When is a Campbell not a Campbell?
Author: Melissa Chamberlain
From Issue 35 Oct 2000
Answer: When it's been crossed with a Winter White
I have been asked by several worried members of a hamster club to comment on the dwarfs at a show I attended recently. As the judge was a trainee I was book stewarding which meant that I could see all the hamsters. I had been pre-warned that there were some odd-looking hamsters coming up. When we came to the Winter White class I was even more surprised to find a Campbell's colour on a Winter White body and vice versa. This is a scenario that until now myself and other judges hadn't come across. What do we do with them? My first thought was to disqualify them but under the rules they weren't ill, didn't carry any contagion and weren't missing any bits. They just didn't conform to either standard so after discussion with another eminent judge is was decided to reclassify them as non-standard.
This raises several serious questions. Firstly, these hamsters are being bred (I gather) for commercial sale to pet shops. I know that pet shops are rather naive about dwarf hamsters and tend to lump all russians, be they Campbell or Winter White, under one category. With the introduction of larger pet stores and the demise of some of the smaller back street ones this may change, but for a member of a hamster club to be doing this, a mistake once, yes maybe but to do it time and again and then show them is inexcusable. Secondly, think of the damage that could be caused to the hamsters themselves.
With these points raised I started going back through articles and books looking up hybrids. Unfortunately, several books do mention this idea as a way of expanding the breeds. It has certainly been done in dogs and rabbits as a way of producing a new breed of animal but it has only been done with a group of like-minded people all working together for the good of the breed.
The Campbell and Winter White are similar species but are slightly different genetically. On the whole, they are from different areas of Russia. In the wild they would eat slightly different foods and if they did meet would ignore each other.
Captive bred hamsters don't have that luxury. We choose the mates for them. Some of us don't care if they carry or suffer from diabetes, kidney failure, glaucoma, cancer, missing limbs or ears. I could carry on but here we have a breeder who totally disregards the rules of breeding hamsters and crosses species.
So, to go back to basics, the word "hybrid" describes a cross-breed, a mixture which means that they will carry the characteristics of both parents. This is similar to a cross-breed dog rather than a mongrel. A cross-breed requires two different parents. A mongrel requires the two cross-breeds mated again resulting in four or more different breeds. But (and this is a big but), it cannot be bred out. If you have a cross-breed or a mongrel you will not, by selective breeding, come back to a pure bred animal.
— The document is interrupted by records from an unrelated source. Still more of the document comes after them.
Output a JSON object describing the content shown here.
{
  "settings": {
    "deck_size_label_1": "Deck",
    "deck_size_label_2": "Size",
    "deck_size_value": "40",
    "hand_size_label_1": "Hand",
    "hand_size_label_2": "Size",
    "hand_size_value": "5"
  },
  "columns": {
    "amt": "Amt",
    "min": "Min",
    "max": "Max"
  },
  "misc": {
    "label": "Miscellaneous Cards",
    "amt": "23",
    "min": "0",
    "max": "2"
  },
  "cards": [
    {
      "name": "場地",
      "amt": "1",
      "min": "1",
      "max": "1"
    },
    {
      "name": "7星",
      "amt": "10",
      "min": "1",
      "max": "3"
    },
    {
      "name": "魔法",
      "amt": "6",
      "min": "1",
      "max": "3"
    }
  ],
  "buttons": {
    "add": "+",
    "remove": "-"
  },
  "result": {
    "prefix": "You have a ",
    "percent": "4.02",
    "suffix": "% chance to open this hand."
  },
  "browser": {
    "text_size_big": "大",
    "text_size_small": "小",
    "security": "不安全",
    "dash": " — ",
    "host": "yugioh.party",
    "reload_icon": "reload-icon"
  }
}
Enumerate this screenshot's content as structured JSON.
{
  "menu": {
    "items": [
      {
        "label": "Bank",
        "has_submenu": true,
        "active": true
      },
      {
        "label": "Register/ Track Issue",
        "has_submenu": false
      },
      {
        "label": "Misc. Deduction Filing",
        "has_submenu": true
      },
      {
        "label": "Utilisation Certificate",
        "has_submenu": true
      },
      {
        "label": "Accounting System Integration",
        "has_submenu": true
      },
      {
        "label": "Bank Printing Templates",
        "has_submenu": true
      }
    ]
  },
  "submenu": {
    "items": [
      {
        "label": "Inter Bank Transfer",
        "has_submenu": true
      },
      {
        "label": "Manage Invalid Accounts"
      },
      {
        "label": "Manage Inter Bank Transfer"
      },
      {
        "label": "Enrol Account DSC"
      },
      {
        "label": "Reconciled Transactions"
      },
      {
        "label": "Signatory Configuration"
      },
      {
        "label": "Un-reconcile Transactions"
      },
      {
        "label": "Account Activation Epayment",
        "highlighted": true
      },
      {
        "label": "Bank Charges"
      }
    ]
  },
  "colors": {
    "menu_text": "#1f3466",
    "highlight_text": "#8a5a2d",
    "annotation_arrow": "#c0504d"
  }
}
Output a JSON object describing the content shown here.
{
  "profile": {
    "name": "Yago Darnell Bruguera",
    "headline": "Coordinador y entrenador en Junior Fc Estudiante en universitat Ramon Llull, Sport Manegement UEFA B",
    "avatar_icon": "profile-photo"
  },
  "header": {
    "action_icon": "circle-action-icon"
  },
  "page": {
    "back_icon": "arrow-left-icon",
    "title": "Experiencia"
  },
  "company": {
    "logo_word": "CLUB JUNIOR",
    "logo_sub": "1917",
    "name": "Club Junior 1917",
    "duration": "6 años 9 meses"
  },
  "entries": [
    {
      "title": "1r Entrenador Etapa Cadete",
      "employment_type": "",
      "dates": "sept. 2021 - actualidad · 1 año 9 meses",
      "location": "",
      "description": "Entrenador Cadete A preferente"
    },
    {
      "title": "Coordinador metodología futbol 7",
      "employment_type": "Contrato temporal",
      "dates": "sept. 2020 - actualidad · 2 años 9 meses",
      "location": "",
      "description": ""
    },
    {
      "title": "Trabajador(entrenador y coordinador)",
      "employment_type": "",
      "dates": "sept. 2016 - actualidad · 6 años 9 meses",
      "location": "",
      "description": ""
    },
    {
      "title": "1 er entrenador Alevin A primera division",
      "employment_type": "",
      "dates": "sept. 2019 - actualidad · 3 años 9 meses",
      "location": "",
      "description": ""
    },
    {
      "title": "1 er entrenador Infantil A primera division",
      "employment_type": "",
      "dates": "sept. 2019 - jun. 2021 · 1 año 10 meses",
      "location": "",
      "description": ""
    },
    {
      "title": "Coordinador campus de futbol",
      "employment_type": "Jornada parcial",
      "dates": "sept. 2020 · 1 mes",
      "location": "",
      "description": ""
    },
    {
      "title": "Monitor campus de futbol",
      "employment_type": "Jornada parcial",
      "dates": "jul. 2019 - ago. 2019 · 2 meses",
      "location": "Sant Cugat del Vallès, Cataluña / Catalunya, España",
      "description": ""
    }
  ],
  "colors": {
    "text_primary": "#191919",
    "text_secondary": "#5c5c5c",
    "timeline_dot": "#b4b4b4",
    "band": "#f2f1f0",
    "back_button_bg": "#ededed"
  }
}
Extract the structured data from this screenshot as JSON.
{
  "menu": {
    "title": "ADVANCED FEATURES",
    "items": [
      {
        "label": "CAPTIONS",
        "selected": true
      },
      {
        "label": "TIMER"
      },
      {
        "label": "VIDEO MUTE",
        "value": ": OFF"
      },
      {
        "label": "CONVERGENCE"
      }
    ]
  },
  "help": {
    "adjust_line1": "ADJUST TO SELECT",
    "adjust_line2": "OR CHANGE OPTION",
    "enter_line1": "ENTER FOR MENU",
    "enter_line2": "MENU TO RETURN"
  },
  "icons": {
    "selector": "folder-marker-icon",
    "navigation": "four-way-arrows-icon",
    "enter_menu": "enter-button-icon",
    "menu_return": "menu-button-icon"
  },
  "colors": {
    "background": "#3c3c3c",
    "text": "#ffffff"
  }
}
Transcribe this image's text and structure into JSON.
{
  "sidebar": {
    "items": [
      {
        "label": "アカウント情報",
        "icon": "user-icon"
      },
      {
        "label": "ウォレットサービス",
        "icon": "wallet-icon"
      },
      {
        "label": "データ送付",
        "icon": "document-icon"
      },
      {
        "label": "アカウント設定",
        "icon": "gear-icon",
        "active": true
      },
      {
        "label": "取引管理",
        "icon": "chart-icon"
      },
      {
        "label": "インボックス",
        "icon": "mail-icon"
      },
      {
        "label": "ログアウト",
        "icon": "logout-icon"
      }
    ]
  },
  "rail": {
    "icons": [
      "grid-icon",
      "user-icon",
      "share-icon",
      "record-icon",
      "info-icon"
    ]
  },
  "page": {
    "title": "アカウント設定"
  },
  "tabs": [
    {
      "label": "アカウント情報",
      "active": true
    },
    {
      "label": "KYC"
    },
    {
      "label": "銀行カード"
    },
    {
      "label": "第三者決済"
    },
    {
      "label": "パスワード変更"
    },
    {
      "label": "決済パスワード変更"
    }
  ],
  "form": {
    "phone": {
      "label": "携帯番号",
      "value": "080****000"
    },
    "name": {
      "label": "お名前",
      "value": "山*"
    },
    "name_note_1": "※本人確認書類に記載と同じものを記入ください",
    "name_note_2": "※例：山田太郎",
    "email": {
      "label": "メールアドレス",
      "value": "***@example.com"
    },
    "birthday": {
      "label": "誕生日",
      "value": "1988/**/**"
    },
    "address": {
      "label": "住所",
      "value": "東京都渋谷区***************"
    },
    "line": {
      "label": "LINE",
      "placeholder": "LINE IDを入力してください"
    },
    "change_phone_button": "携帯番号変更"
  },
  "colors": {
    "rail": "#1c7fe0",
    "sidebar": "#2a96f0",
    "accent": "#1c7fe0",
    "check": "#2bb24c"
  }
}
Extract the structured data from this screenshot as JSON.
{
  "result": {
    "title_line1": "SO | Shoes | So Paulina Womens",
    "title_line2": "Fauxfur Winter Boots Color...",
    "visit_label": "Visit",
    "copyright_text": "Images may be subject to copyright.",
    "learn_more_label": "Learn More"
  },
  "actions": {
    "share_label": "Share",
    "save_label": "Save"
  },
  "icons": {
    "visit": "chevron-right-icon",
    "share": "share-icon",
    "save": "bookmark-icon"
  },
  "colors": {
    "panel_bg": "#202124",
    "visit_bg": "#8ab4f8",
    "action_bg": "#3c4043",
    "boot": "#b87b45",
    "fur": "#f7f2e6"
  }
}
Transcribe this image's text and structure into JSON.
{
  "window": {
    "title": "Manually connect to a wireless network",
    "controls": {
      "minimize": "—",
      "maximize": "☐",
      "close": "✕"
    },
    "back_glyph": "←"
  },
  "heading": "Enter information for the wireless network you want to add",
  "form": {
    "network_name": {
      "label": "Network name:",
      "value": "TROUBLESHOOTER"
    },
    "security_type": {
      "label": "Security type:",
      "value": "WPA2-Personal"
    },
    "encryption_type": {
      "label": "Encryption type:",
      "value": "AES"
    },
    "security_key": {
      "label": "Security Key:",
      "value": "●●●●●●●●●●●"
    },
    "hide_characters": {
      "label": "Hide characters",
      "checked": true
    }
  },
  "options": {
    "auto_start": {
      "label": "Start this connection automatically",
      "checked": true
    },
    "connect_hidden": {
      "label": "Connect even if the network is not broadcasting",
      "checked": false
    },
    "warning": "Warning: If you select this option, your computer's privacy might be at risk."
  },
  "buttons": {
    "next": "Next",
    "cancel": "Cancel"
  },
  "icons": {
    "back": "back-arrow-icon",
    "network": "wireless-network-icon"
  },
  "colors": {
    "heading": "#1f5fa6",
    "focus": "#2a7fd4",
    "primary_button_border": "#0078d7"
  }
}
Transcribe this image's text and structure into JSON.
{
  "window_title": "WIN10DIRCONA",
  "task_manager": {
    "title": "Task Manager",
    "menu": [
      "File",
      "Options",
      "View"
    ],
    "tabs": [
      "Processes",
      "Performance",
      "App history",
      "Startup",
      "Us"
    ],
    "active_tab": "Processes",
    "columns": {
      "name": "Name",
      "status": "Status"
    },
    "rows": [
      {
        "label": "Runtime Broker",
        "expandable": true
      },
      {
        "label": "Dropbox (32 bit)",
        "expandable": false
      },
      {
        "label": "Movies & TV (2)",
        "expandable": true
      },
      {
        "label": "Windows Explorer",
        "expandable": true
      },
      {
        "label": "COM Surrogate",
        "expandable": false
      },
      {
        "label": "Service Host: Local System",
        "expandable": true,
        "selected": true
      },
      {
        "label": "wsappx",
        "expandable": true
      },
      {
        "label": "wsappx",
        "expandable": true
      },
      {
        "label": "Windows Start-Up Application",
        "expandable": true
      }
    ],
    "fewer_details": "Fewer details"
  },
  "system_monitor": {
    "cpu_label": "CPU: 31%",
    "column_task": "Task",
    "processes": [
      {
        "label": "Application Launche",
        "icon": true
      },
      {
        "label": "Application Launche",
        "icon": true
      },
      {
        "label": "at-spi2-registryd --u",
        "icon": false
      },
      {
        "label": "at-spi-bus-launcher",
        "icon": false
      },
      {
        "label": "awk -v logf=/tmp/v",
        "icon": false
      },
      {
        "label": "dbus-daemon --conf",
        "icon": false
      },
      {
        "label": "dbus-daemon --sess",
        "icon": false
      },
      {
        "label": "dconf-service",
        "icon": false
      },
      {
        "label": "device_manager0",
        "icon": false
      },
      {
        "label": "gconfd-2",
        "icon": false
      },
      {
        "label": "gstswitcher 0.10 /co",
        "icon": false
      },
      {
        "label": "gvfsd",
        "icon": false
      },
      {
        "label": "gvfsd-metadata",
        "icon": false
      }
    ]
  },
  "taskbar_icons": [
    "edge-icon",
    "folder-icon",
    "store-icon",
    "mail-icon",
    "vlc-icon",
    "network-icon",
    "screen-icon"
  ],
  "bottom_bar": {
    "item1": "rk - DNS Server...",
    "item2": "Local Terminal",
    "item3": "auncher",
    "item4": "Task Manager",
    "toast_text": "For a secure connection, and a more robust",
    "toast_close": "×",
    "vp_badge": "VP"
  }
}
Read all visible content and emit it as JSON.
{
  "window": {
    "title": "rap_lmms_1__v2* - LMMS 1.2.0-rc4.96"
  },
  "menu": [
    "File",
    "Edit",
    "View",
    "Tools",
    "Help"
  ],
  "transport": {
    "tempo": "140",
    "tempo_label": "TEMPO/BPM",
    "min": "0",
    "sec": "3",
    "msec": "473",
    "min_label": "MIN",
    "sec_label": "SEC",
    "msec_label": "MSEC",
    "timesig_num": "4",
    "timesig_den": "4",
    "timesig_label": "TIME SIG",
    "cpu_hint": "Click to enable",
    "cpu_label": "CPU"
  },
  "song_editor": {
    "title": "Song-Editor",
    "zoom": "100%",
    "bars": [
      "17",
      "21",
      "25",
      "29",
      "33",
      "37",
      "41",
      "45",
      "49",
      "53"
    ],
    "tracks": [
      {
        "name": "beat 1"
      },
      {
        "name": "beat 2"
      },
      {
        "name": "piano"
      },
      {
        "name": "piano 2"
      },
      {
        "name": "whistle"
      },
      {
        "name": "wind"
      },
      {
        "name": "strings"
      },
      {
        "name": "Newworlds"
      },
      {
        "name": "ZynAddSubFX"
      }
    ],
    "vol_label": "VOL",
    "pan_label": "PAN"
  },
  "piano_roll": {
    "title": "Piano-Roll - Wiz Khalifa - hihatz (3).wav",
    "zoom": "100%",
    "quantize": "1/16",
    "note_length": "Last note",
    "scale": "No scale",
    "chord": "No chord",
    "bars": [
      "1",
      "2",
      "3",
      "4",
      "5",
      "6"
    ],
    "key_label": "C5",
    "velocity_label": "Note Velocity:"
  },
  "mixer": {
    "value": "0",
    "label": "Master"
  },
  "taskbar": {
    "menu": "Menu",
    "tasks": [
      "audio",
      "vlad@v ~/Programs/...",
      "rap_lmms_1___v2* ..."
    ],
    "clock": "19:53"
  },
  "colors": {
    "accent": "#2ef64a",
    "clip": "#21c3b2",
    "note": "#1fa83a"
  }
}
Mating Winter White to Campbell can, and probably will, produce no end of problems. Firstly, any resulting offspring may be infertile which is good to the extent that if they are, the problem stops there, but this has to be proven and there will always be the odd on that isn't infertile.
Problems may arise in the production of litters, especially if it is the Winter White that is producing because of the slightly wider head of the Campbell. The Winter White birth canal is not geared up for the big-headed babies. Result - lost litter and lost mother.
Secondly, both species are flushing up health problems. The biggest is diabetes in Campbells and glaucoma in Winter Whites. Crossing the two species will inevitably cross these two diseases.
So, now ask yourself the next question: what if these hamsters did carry on breeding and were then crossed with mottled, argente etc. How would we know? How would we ever be able to trust dwarf breeders again that what you were getting was a true bred Campbell and not a hybrid?
I implore all dwarf breeders to stand together with regard to this. Please keep careful records of your stock and keep your lines pure. For the NHC, BHA and all clubs it is time to take action to educate pet shops and to request that breeders, old and new, become better educated when breeding these hamsters.